_Available records:_

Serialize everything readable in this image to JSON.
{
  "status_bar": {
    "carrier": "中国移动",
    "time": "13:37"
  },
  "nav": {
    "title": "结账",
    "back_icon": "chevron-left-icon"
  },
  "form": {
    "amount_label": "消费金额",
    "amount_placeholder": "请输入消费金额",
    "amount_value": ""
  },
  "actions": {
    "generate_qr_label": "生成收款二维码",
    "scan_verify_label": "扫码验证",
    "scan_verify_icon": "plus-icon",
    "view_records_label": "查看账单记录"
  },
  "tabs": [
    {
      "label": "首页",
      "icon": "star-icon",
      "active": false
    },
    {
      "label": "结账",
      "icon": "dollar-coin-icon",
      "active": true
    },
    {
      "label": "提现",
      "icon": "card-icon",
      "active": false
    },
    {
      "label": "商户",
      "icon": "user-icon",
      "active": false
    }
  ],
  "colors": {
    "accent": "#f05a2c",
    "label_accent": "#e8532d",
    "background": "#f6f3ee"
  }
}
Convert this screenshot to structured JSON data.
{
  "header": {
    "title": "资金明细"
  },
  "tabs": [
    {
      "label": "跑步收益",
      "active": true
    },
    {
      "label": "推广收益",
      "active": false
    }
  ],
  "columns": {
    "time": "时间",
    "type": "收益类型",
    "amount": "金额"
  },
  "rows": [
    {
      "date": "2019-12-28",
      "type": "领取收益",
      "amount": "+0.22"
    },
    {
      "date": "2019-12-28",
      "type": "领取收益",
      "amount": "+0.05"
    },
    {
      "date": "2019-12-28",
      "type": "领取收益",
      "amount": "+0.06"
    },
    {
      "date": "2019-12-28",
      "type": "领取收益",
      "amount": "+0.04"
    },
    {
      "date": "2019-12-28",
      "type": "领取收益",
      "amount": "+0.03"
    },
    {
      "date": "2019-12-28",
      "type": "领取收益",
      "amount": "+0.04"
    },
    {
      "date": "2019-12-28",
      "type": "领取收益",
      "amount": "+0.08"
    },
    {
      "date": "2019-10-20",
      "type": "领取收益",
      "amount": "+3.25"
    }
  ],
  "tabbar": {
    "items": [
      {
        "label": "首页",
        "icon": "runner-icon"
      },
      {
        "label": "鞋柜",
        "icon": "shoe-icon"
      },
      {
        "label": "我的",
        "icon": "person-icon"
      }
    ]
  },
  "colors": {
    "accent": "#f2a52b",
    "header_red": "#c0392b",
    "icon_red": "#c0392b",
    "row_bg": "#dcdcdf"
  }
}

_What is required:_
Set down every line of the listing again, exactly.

_Response:_
Serialize everything readable in this image to JSON.
{
  "status_bar": {
    "carrier": "中国移动",
    "time": "13:37"
  },
  "nav": {
    "title": "结账",
    "back_icon": "chevron-left-icon"
  },
  "form": {
    "amount_label": "消费金额",
    "amount_placeholder": "请输入消费金额",
    "amount_value": ""
  },
  "actions": {
    "generate_qr_label": "生成收款二维码",
    "scan_verify_label": "扫码验证",
    "scan_verify_icon": "plus-icon",
    "view_records_label": "查看账单记录"
  },
  "tabs": [
    {
      "label": "首页",
      "icon": "star-icon",
      "active": false
    },
    {
      "label": "结账",
      "icon": "dollar-coin-icon",
      "active": true
    },
    {
      "label": "提现",
      "icon": "card-icon",
      "active": false
    },
    {
      "label": "商户",
      "icon": "user-icon",
      "active": false
    }
  ],
  "colors": {
    "accent": "#f05a2c",
    "label_accent": "#e8532d",
    "background": "#f6f3ee"
  }
}
Convert this screenshot to structured JSON data.
{
  "header": {
    "title": "资金明细"
  },
  "tabs": [
    {
      "label": "跑步收益",
      "active": true
    },
    {
      "label": "推广收益",
      "active": false
    }
  ],
  "columns": {
    "time": "时间",
    "type": "收益类型",
    "amount": "金额"
  },
  "rows": [
    {
      "date": "2019-12-28",
      "type": "领取收益",
      "amount": "+0.22"
    },
    {
      "date": "2019-12-28",
      "type": "领取收益",
      "amount": "+0.05"
    },
    {
      "date": "2019-12-28",
      "type": "领取收益",
      "amount": "+0.06"
    },
    {
      "date": "2019-12-28",
      "type": "领取收益",
      "amount": "+0.04"
    },
    {
      "date": "2019-12-28",
      "type": "领取收益",
      "amount": "+0.03"
    },
    {
      "date": "2019-12-28",
      "type": "领取收益",
      "amount": "+0.04"
    },
    {
      "date": "2019-12-28",
      "type": "领取收益",
      "amount": "+0.08"
    },
    {
      "date": "2019-10-20",
      "type": "领取收益",
      "amount": "+3.25"
    }
  ],
  "tabbar": {
    "items": [
      {
        "label": "首页",
        "icon": "runner-icon"
      },
      {
        "label": "鞋柜",
        "icon": "shoe-icon"
      },
      {
        "label": "我的",
        "icon": "person-icon"
      }
    ]
  },
  "colors": {
    "accent": "#f2a52b",
    "header_red": "#c0392b",
    "icon_red": "#c0392b",
    "row_bg": "#dcdcdf"
  }
}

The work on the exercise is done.